--- START ---

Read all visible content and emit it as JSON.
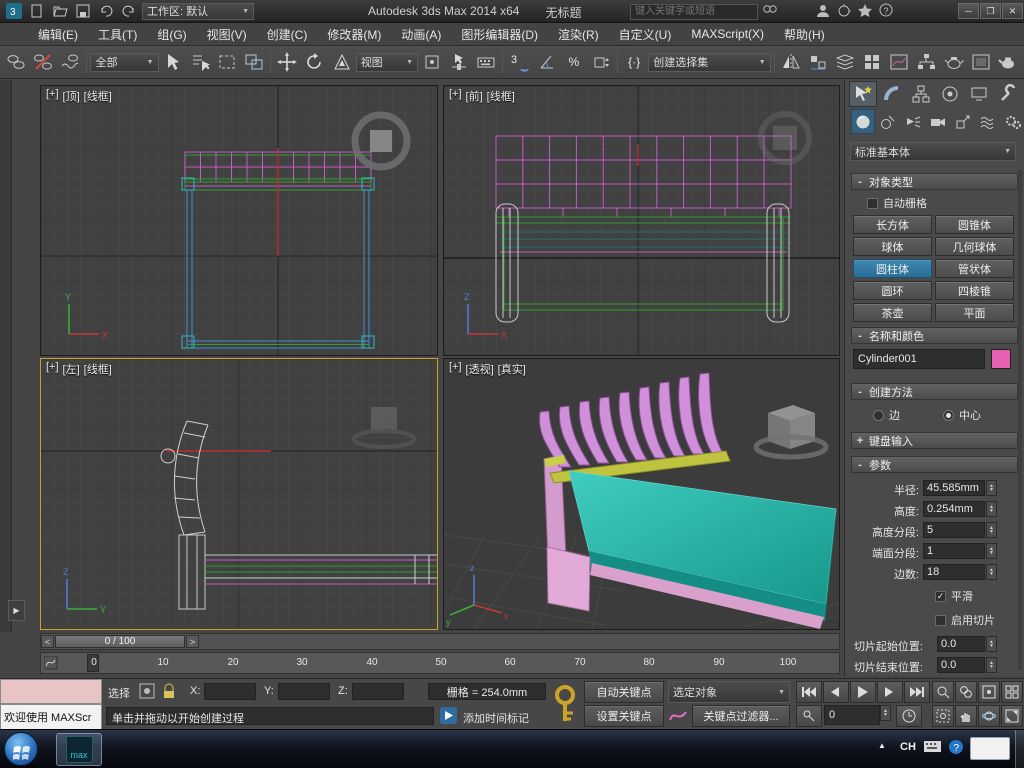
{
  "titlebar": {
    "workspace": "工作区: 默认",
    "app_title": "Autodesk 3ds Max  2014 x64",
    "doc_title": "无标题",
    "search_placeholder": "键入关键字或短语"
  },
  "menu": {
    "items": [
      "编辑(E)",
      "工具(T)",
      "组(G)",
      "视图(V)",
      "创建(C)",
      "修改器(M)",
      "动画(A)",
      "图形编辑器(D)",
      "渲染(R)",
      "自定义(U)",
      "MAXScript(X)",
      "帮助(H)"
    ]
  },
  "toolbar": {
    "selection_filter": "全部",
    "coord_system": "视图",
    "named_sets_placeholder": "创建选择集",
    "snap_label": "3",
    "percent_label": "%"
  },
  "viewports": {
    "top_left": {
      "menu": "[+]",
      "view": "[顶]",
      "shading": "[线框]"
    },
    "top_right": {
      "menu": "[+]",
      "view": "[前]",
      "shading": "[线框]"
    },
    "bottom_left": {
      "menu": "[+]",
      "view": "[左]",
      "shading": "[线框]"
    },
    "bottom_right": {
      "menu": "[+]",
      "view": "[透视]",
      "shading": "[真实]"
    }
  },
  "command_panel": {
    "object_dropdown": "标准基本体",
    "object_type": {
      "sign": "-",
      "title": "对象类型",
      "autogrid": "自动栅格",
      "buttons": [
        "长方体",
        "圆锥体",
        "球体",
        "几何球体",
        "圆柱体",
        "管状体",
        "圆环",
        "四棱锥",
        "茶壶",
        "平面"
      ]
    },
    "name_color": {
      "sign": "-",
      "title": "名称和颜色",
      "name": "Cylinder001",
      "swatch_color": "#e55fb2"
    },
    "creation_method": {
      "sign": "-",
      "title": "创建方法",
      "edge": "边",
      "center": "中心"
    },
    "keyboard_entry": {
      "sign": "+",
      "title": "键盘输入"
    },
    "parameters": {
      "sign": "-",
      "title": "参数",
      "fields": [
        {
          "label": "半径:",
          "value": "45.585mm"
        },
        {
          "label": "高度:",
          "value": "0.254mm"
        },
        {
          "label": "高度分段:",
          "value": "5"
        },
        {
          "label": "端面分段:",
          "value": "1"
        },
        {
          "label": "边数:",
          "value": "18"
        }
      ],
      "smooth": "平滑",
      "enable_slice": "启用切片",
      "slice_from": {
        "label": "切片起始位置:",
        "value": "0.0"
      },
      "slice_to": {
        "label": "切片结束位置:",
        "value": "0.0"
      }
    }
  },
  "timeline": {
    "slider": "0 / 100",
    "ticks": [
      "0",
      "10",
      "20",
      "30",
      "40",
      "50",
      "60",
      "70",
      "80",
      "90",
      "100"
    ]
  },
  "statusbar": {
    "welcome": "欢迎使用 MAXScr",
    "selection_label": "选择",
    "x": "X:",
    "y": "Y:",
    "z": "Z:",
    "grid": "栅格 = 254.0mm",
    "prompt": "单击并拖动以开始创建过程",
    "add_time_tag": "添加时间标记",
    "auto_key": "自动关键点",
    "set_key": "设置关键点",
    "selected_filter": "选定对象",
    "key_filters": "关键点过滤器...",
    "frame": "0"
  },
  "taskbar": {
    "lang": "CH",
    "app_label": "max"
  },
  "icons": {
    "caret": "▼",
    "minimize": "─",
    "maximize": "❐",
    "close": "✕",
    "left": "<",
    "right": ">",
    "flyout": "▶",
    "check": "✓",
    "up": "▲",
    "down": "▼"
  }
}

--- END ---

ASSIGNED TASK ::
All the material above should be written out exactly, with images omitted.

RESPONSE FOR THIS EXERCISE ::
Read all visible content and emit it as JSON.
{
  "titlebar": {
    "workspace": "工作区: 默认",
    "app_title": "Autodesk 3ds Max  2014 x64",
    "doc_title": "无标题",
    "search_placeholder": "键入关键字或短语"
  },
  "menu": {
    "items": [
      "编辑(E)",
      "工具(T)",
      "组(G)",
      "视图(V)",
      "创建(C)",
      "修改器(M)",
      "动画(A)",
      "图形编辑器(D)",
      "渲染(R)",
      "自定义(U)",
      "MAXScript(X)",
      "帮助(H)"
    ]
  },
  "toolbar": {
    "selection_filter": "全部",
    "coord_system": "视图",
    "named_sets_placeholder": "创建选择集",
    "snap_label": "3",
    "percent_label": "%"
  },
  "viewports": {
    "top_left": {
      "menu": "[+]",
      "view": "[顶]",
      "shading": "[线框]"
    },
    "top_right": {
      "menu": "[+]",
      "view": "[前]",
      "shading": "[线框]"
    },
    "bottom_left": {
      "menu": "[+]",
      "view": "[左]",
      "shading": "[线框]"
    },
    "bottom_right": {
      "menu": "[+]",
      "view": "[透视]",
      "shading": "[真实]"
    }
  },
  "command_panel": {
    "object_dropdown": "标准基本体",
    "object_type": {
      "sign": "-",
      "title": "对象类型",
      "autogrid": "自动栅格",
      "buttons": [
        "长方体",
        "圆锥体",
        "球体",
        "几何球体",
        "圆柱体",
        "管状体",
        "圆环",
        "四棱锥",
        "茶壶",
        "平面"
      ]
    },
    "name_color": {
      "sign": "-",
      "title": "名称和颜色",
      "name": "Cylinder001",
      "swatch_color": "#e55fb2"
    },
    "creation_method": {
      "sign": "-",
      "title": "创建方法",
      "edge": "边",
      "center": "中心"
    },
    "keyboard_entry": {
      "sign": "+",
      "title": "键盘输入"
    },
    "parameters": {
      "sign": "-",
      "title": "参数",
      "fields": [
        {
          "label": "半径:",
          "value": "45.585mm"
        },
        {
          "label": "高度:",
          "value": "0.254mm"
        },
        {
          "label": "高度分段:",
          "value": "5"
        },
        {
          "label": "端面分段:",
          "value": "1"
        },
        {
          "label": "边数:",
          "value": "18"
        }
      ],
      "smooth": "平滑",
      "enable_slice": "启用切片",
      "slice_from": {
        "label": "切片起始位置:",
        "value": "0.0"
      },
      "slice_to": {
        "label": "切片结束位置:",
        "value": "0.0"
      }
    }
  },
  "timeline": {
    "slider": "0 / 100",
    "ticks": [
      "0",
      "10",
      "20",
      "30",
      "40",
      "50",
      "60",
      "70",
      "80",
      "90",
      "100"
    ]
  },
  "statusbar": {
    "welcome": "欢迎使用 MAXScr",
    "selection_label": "选择",
    "x": "X:",
    "y": "Y:",
    "z": "Z:",
    "grid": "栅格 = 254.0mm",
    "prompt": "单击并拖动以开始创建过程",
    "add_time_tag": "添加时间标记",
    "auto_key": "自动关键点",
    "set_key": "设置关键点",
    "selected_filter": "选定对象",
    "key_filters": "关键点过滤器...",
    "frame": "0"
  },
  "taskbar": {
    "lang": "CH",
    "app_label": "max"
  },
  "icons": {
    "caret": "▼",
    "minimize": "─",
    "maximize": "❐",
    "close": "✕",
    "left": "<",
    "right": ">",
    "flyout": "▶",
    "check": "✓",
    "up": "▲",
    "down": "▼"
  }
}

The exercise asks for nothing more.